__TASK REQUIREMENTS__.
Beginning with the line that holds "Transcribe this image's", write out each line exactly as it stands until the end of the data, and include no pictures.
__________
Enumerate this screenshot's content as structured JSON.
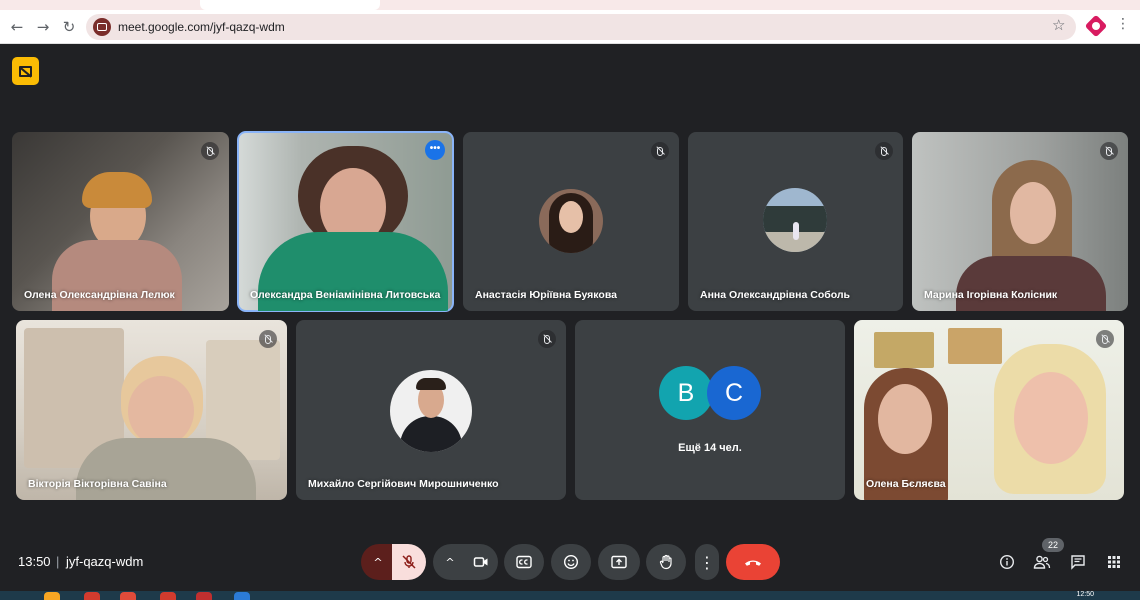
{
  "browser": {
    "url": "meet.google.com/jyf-qazq-wdm",
    "back_icon": "←",
    "forward_icon": "→",
    "reload_icon": "↻",
    "star_icon": "☆",
    "menu_icon": "⋮"
  },
  "tiles": {
    "t1": {
      "name": "Олена Олександрівна Лелюк"
    },
    "t2": {
      "name": "Олександра Веніамінівна Литовська",
      "more": "•••"
    },
    "t3": {
      "name": "Анастасія Юріївна Буякова"
    },
    "t4": {
      "name": "Анна Олександрівна Соболь"
    },
    "t5": {
      "name": "Марина Ігорівна Колісник"
    },
    "t6": {
      "name": "Вікторія Вікторівна Савіна"
    },
    "t7": {
      "name": "Михайло Сергійович Мирошниченко"
    },
    "t8": {
      "letter1": "B",
      "letter2": "C",
      "others": "Ещё 14 чел."
    },
    "t9": {
      "name": "Олена Бєляєва"
    }
  },
  "bottom": {
    "time": "13:50",
    "separator": "|",
    "meeting_code": "jyf-qazq-wdm",
    "participants_count": "22",
    "caret_up": "^",
    "more_options": "⋮"
  },
  "colors": {
    "background": "#202124",
    "tile": "#3c4043",
    "hangup": "#ea4335",
    "active_outline": "#8ab4f8",
    "avatar_b": "#12a4af",
    "avatar_c": "#1967d2"
  },
  "taskbar": {
    "time": "12:50"
  }
}
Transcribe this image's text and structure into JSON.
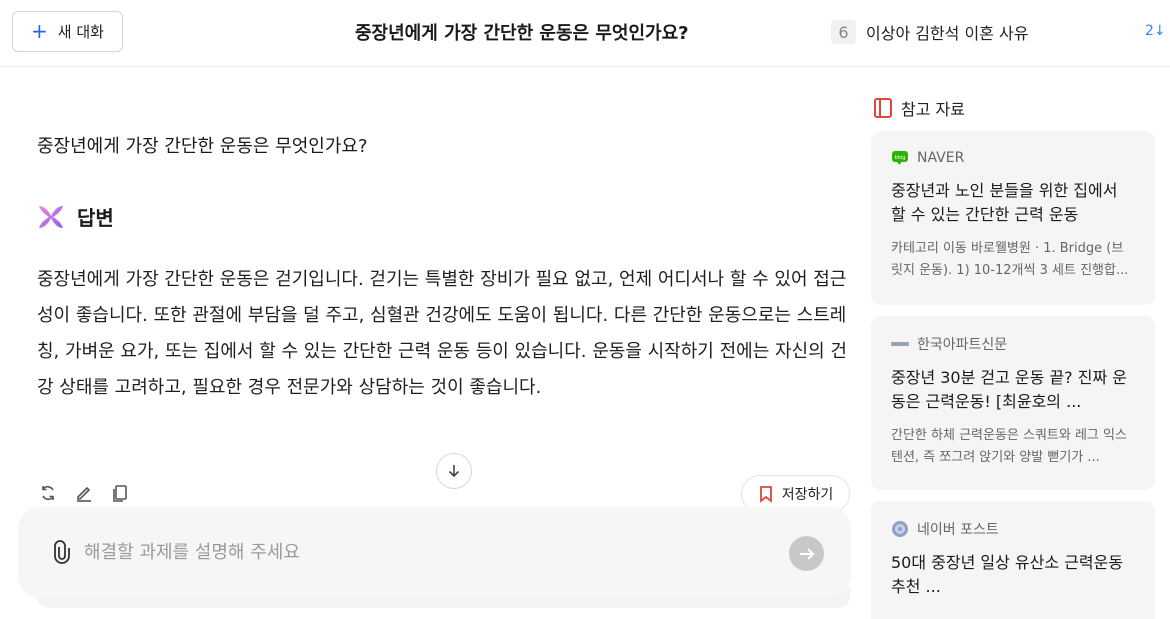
{
  "header": {
    "new_chat_label": "새 대화",
    "title": "중장년에게 가장 간단한 운동은 무엇인가요?",
    "trending": {
      "rank": "6",
      "text": "이상아 김한석 이혼 사유",
      "change": "2↓"
    }
  },
  "conversation": {
    "question": "중장년에게 가장 간단한 운동은 무엇인가요?",
    "answer_title": "답변",
    "answer_body": "중장년에게 가장 간단한 운동은 걷기입니다. 걷기는 특별한 장비가 필요 없고, 언제 어디서나 할 수 있어 접근성이 좋습니다. 또한 관절에 부담을 덜 주고, 심혈관 건강에도 도움이 됩니다. 다른 간단한 운동으로는 스트레칭, 가벼운 요가, 또는 집에서 할 수 있는 간단한 근력 운동 등이 있습니다. 운동을 시작하기 전에는 자신의 건강 상태를 고려하고, 필요한 경우 전문가와 상담하는 것이 좋습니다.",
    "save_label": "저장하기"
  },
  "input": {
    "placeholder": "해결할 과제를 설명해 주세요",
    "value": ""
  },
  "references": {
    "title": "참고 자료",
    "items": [
      {
        "source": "NAVER",
        "title": "중장년과 노인 분들을 위한 집에서 할 수 있는 간단한 근력 운동",
        "desc": "카테고리 이동 바로웰병원 · 1. Bridge (브릿지 운동). 1) 10-12개씩 3 세트 진행합..."
      },
      {
        "source": "한국아파트신문",
        "title": "중장년 30분 걷고 운동 끝? 진짜 운동은 근력운동! [최윤호의 ...",
        "desc": "간단한 하체 근력운동은 스쿼트와 레그 익스텐션, 즉 쪼그려 앉기와 양발 뻗기가 ..."
      },
      {
        "source": "네이버 포스트",
        "title": "50대 중장년 일상 유산소 근력운동 추천 ...",
        "desc": ""
      }
    ]
  },
  "colors": {
    "accent": "#2563eb",
    "bookmark": "#e0443b",
    "card_bg": "#f5f5f5",
    "input_bg": "#f6f6f4"
  }
}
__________
__ANSWER TO THE PROBLEM__.
Transcribe this image's text and structure into JSON.
{
  "header": {
    "new_chat_label": "새 대화",
    "title": "중장년에게 가장 간단한 운동은 무엇인가요?",
    "trending": {
      "rank": "6",
      "text": "이상아 김한석 이혼 사유",
      "change": "2↓"
    }
  },
  "conversation": {
    "question": "중장년에게 가장 간단한 운동은 무엇인가요?",
    "answer_title": "답변",
    "answer_body": "중장년에게 가장 간단한 운동은 걷기입니다. 걷기는 특별한 장비가 필요 없고, 언제 어디서나 할 수 있어 접근성이 좋습니다. 또한 관절에 부담을 덜 주고, 심혈관 건강에도 도움이 됩니다. 다른 간단한 운동으로는 스트레칭, 가벼운 요가, 또는 집에서 할 수 있는 간단한 근력 운동 등이 있습니다. 운동을 시작하기 전에는 자신의 건강 상태를 고려하고, 필요한 경우 전문가와 상담하는 것이 좋습니다.",
    "save_label": "저장하기"
  },
  "input": {
    "placeholder": "해결할 과제를 설명해 주세요",
    "value": ""
  },
  "references": {
    "title": "참고 자료",
    "items": [
      {
        "source": "NAVER",
        "title": "중장년과 노인 분들을 위한 집에서 할 수 있는 간단한 근력 운동",
        "desc": "카테고리 이동 바로웰병원 · 1. Bridge (브릿지 운동). 1) 10-12개씩 3 세트 진행합..."
      },
      {
        "source": "한국아파트신문",
        "title": "중장년 30분 걷고 운동 끝? 진짜 운동은 근력운동! [최윤호의 ...",
        "desc": "간단한 하체 근력운동은 스쿼트와 레그 익스텐션, 즉 쪼그려 앉기와 양발 뻗기가 ..."
      },
      {
        "source": "네이버 포스트",
        "title": "50대 중장년 일상 유산소 근력운동 추천 ...",
        "desc": ""
      }
    ]
  },
  "colors": {
    "accent": "#2563eb",
    "bookmark": "#e0443b",
    "card_bg": "#f5f5f5",
    "input_bg": "#f6f6f4"
  }
}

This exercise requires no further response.